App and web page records
####
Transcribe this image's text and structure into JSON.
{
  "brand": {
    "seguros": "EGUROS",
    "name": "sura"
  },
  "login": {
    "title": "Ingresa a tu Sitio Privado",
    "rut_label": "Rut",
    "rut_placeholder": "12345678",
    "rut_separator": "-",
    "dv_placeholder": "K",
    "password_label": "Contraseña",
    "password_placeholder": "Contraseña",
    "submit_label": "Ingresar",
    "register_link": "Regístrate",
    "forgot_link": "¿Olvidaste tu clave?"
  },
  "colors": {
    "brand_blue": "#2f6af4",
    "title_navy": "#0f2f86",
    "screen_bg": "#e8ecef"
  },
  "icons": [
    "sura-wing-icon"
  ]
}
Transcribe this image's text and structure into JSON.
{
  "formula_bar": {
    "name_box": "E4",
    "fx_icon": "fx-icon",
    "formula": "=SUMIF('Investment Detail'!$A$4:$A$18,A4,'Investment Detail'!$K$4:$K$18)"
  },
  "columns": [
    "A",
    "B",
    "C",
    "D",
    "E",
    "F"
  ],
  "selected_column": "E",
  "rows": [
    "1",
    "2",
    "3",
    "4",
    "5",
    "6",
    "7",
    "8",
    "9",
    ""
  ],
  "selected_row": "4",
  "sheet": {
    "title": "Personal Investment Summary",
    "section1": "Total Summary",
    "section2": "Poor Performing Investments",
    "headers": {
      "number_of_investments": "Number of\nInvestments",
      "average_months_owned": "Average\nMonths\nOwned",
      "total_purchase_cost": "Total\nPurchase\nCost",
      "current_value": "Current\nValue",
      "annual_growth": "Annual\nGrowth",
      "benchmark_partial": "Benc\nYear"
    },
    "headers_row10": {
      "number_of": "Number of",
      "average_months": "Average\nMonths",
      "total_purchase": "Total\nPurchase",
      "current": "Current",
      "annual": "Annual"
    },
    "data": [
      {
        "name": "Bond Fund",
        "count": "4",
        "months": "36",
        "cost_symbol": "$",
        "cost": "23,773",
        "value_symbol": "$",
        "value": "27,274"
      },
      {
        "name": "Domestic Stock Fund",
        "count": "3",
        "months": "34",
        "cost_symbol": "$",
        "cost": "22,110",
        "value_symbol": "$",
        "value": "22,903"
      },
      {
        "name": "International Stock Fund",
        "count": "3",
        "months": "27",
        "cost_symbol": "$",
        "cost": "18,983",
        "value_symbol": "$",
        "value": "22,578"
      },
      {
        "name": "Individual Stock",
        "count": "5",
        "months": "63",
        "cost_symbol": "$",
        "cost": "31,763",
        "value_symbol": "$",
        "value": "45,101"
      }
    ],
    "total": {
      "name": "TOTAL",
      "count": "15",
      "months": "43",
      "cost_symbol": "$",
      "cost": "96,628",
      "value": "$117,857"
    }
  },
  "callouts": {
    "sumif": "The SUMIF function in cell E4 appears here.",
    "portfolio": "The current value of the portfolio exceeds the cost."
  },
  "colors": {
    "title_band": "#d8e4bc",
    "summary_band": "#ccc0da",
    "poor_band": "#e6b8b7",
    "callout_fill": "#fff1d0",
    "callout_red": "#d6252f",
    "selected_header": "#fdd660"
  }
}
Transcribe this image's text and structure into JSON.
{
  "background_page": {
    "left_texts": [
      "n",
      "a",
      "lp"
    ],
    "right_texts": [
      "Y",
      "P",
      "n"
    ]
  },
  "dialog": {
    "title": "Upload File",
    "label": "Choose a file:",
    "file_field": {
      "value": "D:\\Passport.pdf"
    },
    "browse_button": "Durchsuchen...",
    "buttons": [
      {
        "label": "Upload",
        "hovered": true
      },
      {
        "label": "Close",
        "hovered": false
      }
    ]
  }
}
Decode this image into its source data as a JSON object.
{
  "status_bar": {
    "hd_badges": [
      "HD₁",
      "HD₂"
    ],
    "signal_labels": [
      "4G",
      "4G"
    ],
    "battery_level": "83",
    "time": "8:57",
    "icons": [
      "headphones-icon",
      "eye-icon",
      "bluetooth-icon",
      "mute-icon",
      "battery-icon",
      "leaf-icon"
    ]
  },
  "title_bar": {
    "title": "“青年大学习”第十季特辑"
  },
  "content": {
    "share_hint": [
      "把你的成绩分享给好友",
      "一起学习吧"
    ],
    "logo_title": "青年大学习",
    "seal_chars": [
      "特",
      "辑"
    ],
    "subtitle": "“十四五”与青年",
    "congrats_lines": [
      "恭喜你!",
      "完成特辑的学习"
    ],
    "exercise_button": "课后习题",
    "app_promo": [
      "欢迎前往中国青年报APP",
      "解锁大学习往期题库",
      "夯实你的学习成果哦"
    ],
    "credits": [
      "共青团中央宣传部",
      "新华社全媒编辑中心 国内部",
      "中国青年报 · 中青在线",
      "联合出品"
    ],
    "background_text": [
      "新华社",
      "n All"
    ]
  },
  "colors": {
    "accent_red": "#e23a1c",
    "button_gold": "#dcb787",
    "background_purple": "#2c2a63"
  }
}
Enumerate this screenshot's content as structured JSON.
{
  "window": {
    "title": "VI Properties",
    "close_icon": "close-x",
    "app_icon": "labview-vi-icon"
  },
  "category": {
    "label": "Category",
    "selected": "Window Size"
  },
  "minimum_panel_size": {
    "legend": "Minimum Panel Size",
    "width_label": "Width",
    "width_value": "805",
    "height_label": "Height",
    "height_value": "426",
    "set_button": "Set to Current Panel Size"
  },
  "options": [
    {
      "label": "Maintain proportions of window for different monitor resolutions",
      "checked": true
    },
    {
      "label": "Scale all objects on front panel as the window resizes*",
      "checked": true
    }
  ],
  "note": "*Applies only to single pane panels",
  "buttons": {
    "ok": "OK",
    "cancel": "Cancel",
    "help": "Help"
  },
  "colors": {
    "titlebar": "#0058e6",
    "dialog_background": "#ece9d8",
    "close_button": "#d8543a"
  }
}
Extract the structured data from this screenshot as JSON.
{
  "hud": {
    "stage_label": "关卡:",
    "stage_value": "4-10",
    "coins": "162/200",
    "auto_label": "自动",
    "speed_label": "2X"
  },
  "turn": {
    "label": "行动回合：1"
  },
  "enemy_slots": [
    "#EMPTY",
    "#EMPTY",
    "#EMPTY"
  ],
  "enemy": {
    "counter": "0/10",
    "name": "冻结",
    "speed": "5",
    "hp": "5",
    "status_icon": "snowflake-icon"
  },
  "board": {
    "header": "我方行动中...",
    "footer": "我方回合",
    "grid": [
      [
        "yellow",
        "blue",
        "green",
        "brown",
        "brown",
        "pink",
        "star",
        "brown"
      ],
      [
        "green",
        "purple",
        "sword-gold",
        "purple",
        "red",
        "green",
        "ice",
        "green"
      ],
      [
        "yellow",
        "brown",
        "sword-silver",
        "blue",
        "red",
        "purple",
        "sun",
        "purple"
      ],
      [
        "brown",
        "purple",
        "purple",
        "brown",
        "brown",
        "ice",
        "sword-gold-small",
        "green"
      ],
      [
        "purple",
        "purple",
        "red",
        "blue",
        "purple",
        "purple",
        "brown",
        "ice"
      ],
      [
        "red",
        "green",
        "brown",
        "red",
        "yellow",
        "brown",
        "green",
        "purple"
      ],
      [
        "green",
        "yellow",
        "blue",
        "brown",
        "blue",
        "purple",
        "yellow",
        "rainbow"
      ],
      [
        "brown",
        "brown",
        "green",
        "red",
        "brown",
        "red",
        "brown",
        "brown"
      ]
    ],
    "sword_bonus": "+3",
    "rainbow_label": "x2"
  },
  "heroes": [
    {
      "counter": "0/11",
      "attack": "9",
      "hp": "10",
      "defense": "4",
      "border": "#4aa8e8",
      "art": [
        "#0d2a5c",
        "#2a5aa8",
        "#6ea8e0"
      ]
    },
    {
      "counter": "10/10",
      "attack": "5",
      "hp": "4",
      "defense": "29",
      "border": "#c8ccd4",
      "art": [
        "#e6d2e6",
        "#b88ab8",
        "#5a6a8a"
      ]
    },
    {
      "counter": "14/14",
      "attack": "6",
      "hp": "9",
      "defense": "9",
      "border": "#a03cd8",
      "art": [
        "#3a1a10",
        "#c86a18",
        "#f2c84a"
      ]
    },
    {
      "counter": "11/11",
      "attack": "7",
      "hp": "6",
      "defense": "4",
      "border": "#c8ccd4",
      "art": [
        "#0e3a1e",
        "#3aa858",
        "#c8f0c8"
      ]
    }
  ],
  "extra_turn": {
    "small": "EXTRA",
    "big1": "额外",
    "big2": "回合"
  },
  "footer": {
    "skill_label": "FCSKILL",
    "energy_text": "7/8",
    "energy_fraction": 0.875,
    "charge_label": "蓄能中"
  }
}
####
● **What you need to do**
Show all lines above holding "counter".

● **Task solution**
    "counter": "0/10",
      "counter": "0/11",
      "counter": "10/10",
      "counter": "14/14",
      "counter": "11/11",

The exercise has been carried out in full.